When it comes to exercise, intensity matters.
There are different ways of measuring, or gauging, heart rate intensity.
Taking your heart rate, either at the radial artery in the wrist or the carotid artery in the neck, can be dicey. Generally you need to slow down or stop to find the pulse, allowing your heart rate to drop.
Heart rate monitors can circumvent these challenges. Some exercise equipment has built in monitors and will provide a digital display of your changing heart rate. Personal heart rate monitors are also effective though are not a necessary expense. I have a heart rate monitor I haven’t used regularly in several years. Every now and then I strap it on as a check on my perceived level of work.

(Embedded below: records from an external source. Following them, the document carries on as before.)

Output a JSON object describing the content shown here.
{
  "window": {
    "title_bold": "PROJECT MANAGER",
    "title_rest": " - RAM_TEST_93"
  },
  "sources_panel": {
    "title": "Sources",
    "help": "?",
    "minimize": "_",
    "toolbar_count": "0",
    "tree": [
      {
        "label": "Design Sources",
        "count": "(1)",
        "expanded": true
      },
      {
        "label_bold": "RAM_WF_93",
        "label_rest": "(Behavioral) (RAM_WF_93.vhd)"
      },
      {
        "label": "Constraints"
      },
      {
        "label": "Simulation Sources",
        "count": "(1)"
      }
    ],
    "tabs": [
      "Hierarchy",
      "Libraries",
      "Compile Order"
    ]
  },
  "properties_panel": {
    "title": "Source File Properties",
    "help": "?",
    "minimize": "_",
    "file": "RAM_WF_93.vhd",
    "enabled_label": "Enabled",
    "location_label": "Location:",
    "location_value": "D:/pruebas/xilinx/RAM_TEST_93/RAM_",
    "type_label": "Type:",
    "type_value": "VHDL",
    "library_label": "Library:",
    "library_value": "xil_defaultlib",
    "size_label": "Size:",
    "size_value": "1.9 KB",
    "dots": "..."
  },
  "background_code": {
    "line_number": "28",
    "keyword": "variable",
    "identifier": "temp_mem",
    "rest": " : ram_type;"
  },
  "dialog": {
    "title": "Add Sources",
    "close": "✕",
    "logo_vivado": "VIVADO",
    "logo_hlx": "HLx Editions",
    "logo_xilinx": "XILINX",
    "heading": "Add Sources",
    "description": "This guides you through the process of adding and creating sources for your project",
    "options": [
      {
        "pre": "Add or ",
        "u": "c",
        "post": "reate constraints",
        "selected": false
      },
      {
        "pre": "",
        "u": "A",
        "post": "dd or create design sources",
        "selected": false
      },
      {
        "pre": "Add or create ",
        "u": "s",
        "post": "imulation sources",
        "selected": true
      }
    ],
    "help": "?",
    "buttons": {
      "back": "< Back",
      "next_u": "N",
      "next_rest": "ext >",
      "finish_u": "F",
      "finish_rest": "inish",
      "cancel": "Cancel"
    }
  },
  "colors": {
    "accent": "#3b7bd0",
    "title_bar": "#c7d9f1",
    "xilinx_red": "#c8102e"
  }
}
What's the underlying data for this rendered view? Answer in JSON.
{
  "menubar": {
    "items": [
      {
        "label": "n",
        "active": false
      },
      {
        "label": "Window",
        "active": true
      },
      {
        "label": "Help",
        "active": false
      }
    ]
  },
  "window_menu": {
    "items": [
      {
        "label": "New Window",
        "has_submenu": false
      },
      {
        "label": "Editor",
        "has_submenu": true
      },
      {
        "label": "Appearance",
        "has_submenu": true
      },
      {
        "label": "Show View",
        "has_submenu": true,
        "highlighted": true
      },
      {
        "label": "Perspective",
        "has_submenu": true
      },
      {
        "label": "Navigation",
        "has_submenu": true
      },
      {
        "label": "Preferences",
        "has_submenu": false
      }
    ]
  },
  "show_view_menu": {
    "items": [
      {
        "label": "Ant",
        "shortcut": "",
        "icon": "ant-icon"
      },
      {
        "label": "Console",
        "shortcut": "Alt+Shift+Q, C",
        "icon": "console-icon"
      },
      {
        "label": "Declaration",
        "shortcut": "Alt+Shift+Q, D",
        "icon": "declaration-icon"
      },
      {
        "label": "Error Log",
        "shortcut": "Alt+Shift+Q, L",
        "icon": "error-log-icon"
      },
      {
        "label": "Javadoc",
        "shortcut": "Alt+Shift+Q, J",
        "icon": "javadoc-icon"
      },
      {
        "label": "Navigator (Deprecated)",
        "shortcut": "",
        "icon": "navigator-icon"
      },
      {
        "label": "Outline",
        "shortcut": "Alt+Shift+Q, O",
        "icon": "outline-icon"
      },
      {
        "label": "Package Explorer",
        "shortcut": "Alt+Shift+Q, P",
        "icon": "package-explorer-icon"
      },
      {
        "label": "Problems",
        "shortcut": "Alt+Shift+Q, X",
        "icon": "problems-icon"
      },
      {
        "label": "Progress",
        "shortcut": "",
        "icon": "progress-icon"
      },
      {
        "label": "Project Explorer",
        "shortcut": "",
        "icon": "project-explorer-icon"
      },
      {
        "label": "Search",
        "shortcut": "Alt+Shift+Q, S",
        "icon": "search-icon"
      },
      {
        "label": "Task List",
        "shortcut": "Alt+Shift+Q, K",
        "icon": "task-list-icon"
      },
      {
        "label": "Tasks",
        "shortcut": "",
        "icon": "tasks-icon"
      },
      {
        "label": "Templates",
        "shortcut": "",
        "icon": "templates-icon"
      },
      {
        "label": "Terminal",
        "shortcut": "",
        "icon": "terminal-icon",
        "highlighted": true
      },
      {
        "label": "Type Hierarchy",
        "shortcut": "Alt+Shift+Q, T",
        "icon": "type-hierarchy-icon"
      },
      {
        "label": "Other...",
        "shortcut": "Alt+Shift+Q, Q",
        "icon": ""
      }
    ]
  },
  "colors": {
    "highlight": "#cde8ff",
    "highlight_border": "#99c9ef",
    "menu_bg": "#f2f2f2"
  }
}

A common and useful test for recreational fitness enthusiasts is the talk test. If you can hold a conversation but not sing a song, you are likely working within an effective intensity level. I recall the first trainer I ever hired telling me to sing “Old MacDonald Had A Farm” when I was on the stationary bike. At the time I had no idea why and simply thought she was a bit odd, but I now understand what she was looking for.
Another method is the Rate of Perceived Exertion (RPE), sometimes referred to as the Borg Scale. The scale is meant to correspond to heart rate where the level of exertion, multiplied by 10, is roughly equivalent to the actual heart rate.
The RPE scale allows you to gauge your intensity based on how you feel. This subjective experience is based on your whole being and how you feel overall, not just that your legs are fatigued, for example. Research shows that exercisers are able to very accurately gauge and adjust their intensity based on RPE and that there is a strong correlation to heart rate.
It is also possible to set your intensity by goal. For example, if you want to run a four minute kilometre you can measure your intensity keeping that pace and then replicate the intensity level on subsequent runs.
Each method of measuring how hard you are working has its strengths. Find one with which you are comfortable, practice using it accurately, and keep yourself in a heart rate zone which will maximize your time, your energy and your outcomes!